Start of Entries shown
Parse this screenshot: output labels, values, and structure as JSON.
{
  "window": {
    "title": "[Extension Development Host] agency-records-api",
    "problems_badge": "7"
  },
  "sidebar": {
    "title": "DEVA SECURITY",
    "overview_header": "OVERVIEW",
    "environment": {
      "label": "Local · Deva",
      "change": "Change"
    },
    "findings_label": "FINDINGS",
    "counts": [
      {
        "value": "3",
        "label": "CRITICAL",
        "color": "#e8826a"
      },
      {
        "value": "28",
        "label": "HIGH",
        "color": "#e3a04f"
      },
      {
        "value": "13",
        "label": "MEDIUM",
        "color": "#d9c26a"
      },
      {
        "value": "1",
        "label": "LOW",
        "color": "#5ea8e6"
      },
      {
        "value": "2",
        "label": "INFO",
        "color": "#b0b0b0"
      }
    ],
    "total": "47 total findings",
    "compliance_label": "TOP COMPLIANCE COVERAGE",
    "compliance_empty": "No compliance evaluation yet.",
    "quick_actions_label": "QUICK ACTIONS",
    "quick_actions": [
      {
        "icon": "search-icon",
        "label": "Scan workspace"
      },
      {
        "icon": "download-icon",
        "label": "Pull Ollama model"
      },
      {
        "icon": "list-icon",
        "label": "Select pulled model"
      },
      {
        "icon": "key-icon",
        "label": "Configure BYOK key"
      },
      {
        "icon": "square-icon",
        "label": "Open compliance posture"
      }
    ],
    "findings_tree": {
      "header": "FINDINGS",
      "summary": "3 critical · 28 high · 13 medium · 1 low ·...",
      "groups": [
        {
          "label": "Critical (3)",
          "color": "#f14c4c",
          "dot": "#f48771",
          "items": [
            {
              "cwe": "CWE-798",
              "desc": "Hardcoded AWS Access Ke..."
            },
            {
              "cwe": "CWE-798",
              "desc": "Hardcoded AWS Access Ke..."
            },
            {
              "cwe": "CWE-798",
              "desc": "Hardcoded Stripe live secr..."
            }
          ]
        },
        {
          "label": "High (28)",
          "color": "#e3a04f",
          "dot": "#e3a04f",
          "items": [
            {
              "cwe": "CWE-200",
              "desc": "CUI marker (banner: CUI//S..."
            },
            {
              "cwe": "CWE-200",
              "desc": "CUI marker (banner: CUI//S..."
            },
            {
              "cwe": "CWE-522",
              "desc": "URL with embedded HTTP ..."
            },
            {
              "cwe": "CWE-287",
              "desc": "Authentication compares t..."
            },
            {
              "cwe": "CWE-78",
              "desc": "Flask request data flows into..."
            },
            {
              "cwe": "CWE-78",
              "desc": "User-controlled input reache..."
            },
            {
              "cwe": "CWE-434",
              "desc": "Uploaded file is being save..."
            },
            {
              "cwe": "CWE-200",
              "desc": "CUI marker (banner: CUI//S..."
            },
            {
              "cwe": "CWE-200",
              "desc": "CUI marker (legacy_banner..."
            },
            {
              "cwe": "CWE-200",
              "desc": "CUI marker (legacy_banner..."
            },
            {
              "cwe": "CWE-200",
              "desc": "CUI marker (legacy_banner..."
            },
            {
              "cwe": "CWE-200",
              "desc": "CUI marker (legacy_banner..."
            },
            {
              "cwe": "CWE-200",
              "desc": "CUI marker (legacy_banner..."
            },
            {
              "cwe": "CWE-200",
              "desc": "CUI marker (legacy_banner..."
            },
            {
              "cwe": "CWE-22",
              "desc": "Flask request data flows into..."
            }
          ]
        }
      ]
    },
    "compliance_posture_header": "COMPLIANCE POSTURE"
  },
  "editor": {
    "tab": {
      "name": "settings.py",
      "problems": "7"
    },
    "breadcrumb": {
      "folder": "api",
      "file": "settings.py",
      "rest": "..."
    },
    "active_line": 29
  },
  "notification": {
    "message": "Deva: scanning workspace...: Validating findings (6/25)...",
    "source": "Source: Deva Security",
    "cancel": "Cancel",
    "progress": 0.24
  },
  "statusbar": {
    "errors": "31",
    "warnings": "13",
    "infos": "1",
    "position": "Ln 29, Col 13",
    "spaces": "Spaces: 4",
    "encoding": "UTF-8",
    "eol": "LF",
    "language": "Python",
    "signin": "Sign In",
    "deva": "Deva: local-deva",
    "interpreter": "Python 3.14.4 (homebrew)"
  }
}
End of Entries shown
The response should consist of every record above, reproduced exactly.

Parse this screenshot: output labels, values, and structure as JSON.
{
  "window": {
    "title": "[Extension Development Host] agency-records-api",
    "problems_badge": "7"
  },
  "sidebar": {
    "title": "DEVA SECURITY",
    "overview_header": "OVERVIEW",
    "environment": {
      "label": "Local · Deva",
      "change": "Change"
    },
    "findings_label": "FINDINGS",
    "counts": [
      {
        "value": "3",
        "label": "CRITICAL",
        "color": "#e8826a"
      },
      {
        "value": "28",
        "label": "HIGH",
        "color": "#e3a04f"
      },
      {
        "value": "13",
        "label": "MEDIUM",
        "color": "#d9c26a"
      },
      {
        "value": "1",
        "label": "LOW",
        "color": "#5ea8e6"
      },
      {
        "value": "2",
        "label": "INFO",
        "color": "#b0b0b0"
      }
    ],
    "total": "47 total findings",
    "compliance_label": "TOP COMPLIANCE COVERAGE",
    "compliance_empty": "No compliance evaluation yet.",
    "quick_actions_label": "QUICK ACTIONS",
    "quick_actions": [
      {
        "icon": "search-icon",
        "label": "Scan workspace"
      },
      {
        "icon": "download-icon",
        "label": "Pull Ollama model"
      },
      {
        "icon": "list-icon",
        "label": "Select pulled model"
      },
      {
        "icon": "key-icon",
        "label": "Configure BYOK key"
      },
      {
        "icon": "square-icon",
        "label": "Open compliance posture"
      }
    ],
    "findings_tree": {
      "header": "FINDINGS",
      "summary": "3 critical · 28 high · 13 medium · 1 low ·...",
      "groups": [
        {
          "label": "Critical (3)",
          "color": "#f14c4c",
          "dot": "#f48771",
          "items": [
            {
              "cwe": "CWE-798",
              "desc": "Hardcoded AWS Access Ke..."
            },
            {
              "cwe": "CWE-798",
              "desc": "Hardcoded AWS Access Ke..."
            },
            {
              "cwe": "CWE-798",
              "desc": "Hardcoded Stripe live secr..."
            }
          ]
        },
        {
          "label": "High (28)",
          "color": "#e3a04f",
          "dot": "#e3a04f",
          "items": [
            {
              "cwe": "CWE-200",
              "desc": "CUI marker (banner: CUI//S..."
            },
            {
              "cwe": "CWE-200",
              "desc": "CUI marker (banner: CUI//S..."
            },
            {
              "cwe": "CWE-522",
              "desc": "URL with embedded HTTP ..."
            },
            {
              "cwe": "CWE-287",
              "desc": "Authentication compares t..."
            },
            {
              "cwe": "CWE-78",
              "desc": "Flask request data flows into..."
            },
            {
              "cwe": "CWE-78",
              "desc": "User-controlled input reache..."
            },
            {
              "cwe": "CWE-434",
              "desc": "Uploaded file is being save..."
            },
            {
              "cwe": "CWE-200",
              "desc": "CUI marker (banner: CUI//S..."
            },
            {
              "cwe": "CWE-200",
              "desc": "CUI marker (legacy_banner..."
            },
            {
              "cwe": "CWE-200",
              "desc": "CUI marker (legacy_banner..."
            },
            {
              "cwe": "CWE-200",
              "desc": "CUI marker (legacy_banner..."
            },
            {
              "cwe": "CWE-200",
              "desc": "CUI marker (legacy_banner..."
            },
            {
              "cwe": "CWE-200",
              "desc": "CUI marker (legacy_banner..."
            },
            {
              "cwe": "CWE-200",
              "desc": "CUI marker (legacy_banner..."
            },
            {
              "cwe": "CWE-22",
              "desc": "Flask request data flows into..."
            }
          ]
        }
      ]
    },
    "compliance_posture_header": "COMPLIANCE POSTURE"
  },
  "editor": {
    "tab": {
      "name": "settings.py",
      "problems": "7"
    },
    "breadcrumb": {
      "folder": "api",
      "file": "settings.py",
      "rest": "..."
    },
    "active_line": 29
  },
  "notification": {
    "message": "Deva: scanning workspace...: Validating findings (6/25)...",
    "source": "Source: Deva Security",
    "cancel": "Cancel",
    "progress": 0.24
  },
  "statusbar": {
    "errors": "31",
    "warnings": "13",
    "infos": "1",
    "position": "Ln 29, Col 13",
    "spaces": "Spaces: 4",
    "encoding": "UTF-8",
    "eol": "LF",
    "language": "Python",
    "signin": "Sign In",
    "deva": "Deva: local-deva",
    "interpreter": "Python 3.14.4 (homebrew)"
  }
}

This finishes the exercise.